Death and Resurrection

I just finished reading Ewert Cousins’ “Christ of the 21st Century.” Reading the book during Holy Week has me thinking about one of the crucial questions about Christ’s passion and resurrection: do we think that Christ’s passion primarily changes God – or humanity? I was taught the former in the first part of my life … but in recent years, I’ve been thinking more and more about the latter. So this weekend, I’m pondering how Christ’s death speaks of the death of a certain kind of human identity, and then how his resurrection speaks of the (re)birth of another kind of human identity.
Paul said it powerfully in 2 Corinthians 5. If one died for all (as the representative of all, or to bring benefit to all), then all humanity died. And if all humanity died, then we who are alive should live no longer for ourselves, but for the one who died for our benefit and was raised. Thus in Christ, we die to our old, selfish, walled-off, curved-in identity. And in Christ, we rise to a new identity – in joyful union with God, one another, and all creation. Here’s how Cousins talks about it:
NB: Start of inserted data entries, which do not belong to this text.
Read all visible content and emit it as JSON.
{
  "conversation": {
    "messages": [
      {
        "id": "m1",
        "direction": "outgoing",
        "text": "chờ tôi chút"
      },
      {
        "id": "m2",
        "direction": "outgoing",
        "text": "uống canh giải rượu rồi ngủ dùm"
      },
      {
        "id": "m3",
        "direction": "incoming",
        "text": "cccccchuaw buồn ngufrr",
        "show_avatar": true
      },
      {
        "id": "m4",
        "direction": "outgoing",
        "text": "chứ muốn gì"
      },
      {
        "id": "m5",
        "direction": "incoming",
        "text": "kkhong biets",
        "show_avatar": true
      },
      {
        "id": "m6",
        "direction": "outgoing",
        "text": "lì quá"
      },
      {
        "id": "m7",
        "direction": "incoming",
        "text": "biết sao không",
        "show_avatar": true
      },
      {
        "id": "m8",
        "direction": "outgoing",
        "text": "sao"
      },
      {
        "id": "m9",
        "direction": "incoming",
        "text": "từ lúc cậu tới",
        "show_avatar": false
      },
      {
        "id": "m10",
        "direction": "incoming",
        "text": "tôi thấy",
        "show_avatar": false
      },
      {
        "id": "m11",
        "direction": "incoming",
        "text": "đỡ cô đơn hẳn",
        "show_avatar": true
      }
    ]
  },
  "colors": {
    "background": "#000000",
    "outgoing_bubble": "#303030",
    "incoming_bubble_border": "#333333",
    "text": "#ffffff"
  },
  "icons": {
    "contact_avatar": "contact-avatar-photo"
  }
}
“Teilhard’s world contains an attractive force that draws the particles into genuine unions, not merely aggregates like grains of sand in a heap. Thus the particles do not remain forever in splendid isolation, nor do they eternally repel each other, nor enter into superficial unions. Rather they are drawn into ever more intimate and creative unions: from the atom to the molecule, to the cell, to the living organism, to the human person, to the human community, to the completion of union … In the various stages of union, the individual elements do not melt into the whole like drops of water in the sea. At each stage of the way the union of elements is a Trinitarian union… at the end of the process is a union in which the particles retain their identity; in fact their uniqueness is intensified in the union at the same time they are brought together in a most intimate and creative way.” (179)